- [Assignment] Where does "title" occur in the listing? Copy every line that holds it.

- [Data]
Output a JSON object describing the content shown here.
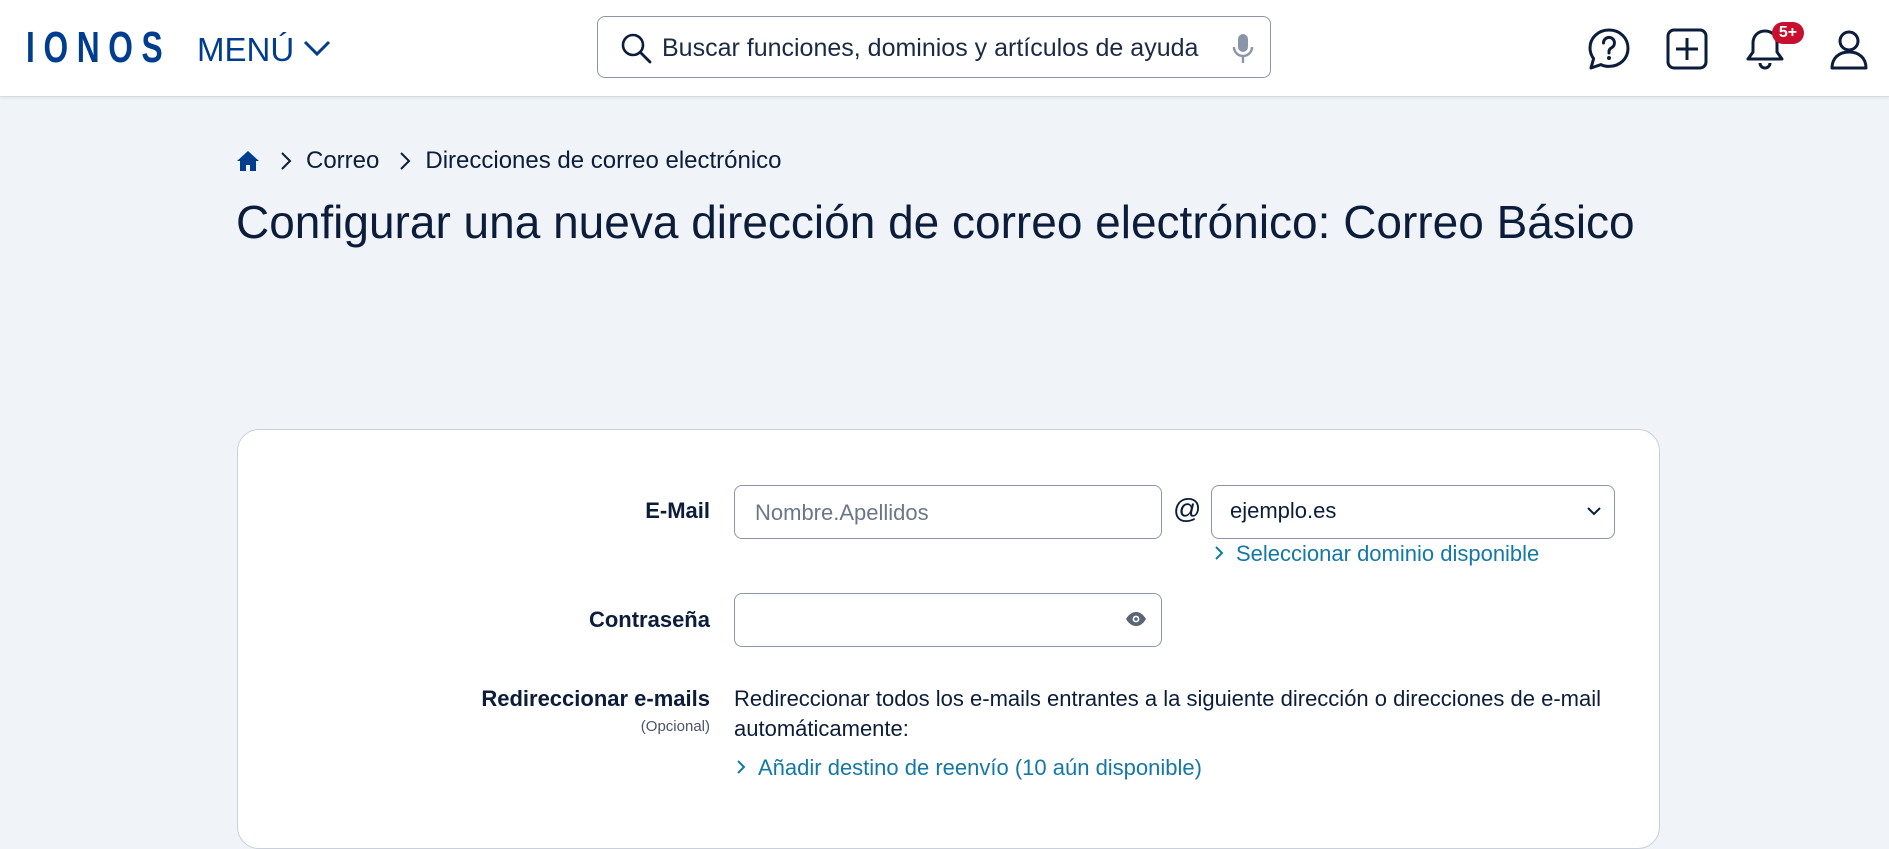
{
  "header": {
    "logo_text": "IONOS",
    "menu_label": "MENÚ",
    "search_placeholder": "Buscar funciones, dominios y artículos de ayuda",
    "notification_badge": "5+",
    "icons": [
      "help-chat-icon",
      "add-icon",
      "bell-icon",
      "user-icon"
    ]
  },
  "breadcrumb": {
    "items": [
      "Correo",
      "Direcciones de correo electrónico"
    ]
  },
  "page": {
    "title": "Configurar una nueva dirección de correo electrónico: Correo Básico"
  },
  "form": {
    "email_label": "E-Mail",
    "email_placeholder": "Nombre.Apellidos",
    "at_symbol": "@",
    "domain_value": "ejemplo.es",
    "select_domain_link": "Seleccionar dominio disponible",
    "password_label": "Contraseña",
    "redirect_label": "Redireccionar e-mails",
    "redirect_optional": "(Opcional)",
    "redirect_description": "Redireccionar todos los e-mails entrantes a la siguiente dirección o direcciones de e-mail automáticamente:",
    "add_forward_link": "Añadir destino de reenvío (10 aún disponible)"
  },
  "colors": {
    "brand": "#003d8f",
    "link": "#1478a6",
    "badge": "#c8102e",
    "background": "#f0f3f7"
  }
}
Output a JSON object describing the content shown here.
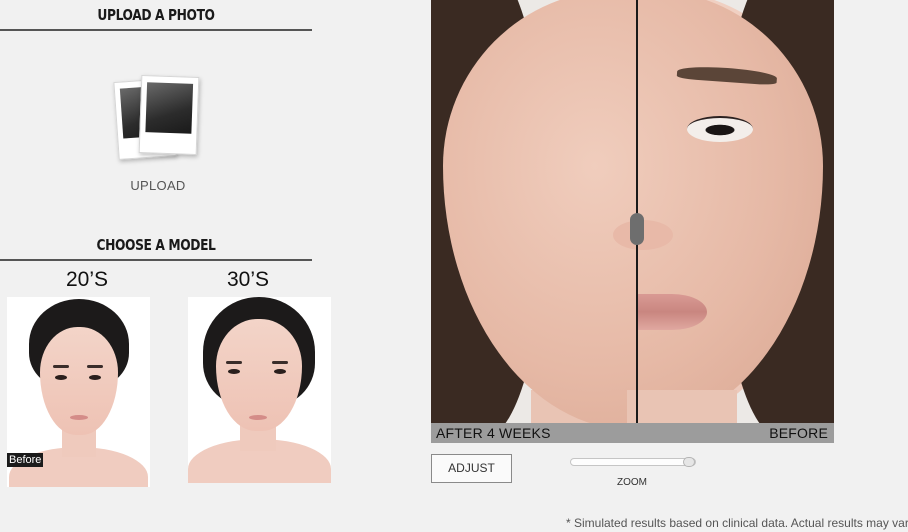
{
  "upload_section": {
    "title": "UPLOAD A PHOTO",
    "upload_label": "UPLOAD",
    "icon": "photos-icon"
  },
  "model_section": {
    "title": "CHOOSE A MODEL",
    "models": [
      {
        "label": "20’S",
        "badge": "Before"
      },
      {
        "label": "30’S"
      }
    ]
  },
  "viewer": {
    "after_label": "AFTER 4 WEEKS",
    "before_label": "BEFORE",
    "split_position_fraction": 0.51
  },
  "controls": {
    "adjust_label": "ADJUST",
    "zoom_label": "ZOOM",
    "zoom_level_fraction": 0.95
  },
  "disclaimer": "* Simulated results based on clinical data. Actual results may vary."
}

- [Problem solution]
    "title": "Configurar una nueva dirección de correo electrónico: Correo Básico"
    "title": "UPLOAD A PHOTO",
    "title": "CHOOSE A MODEL",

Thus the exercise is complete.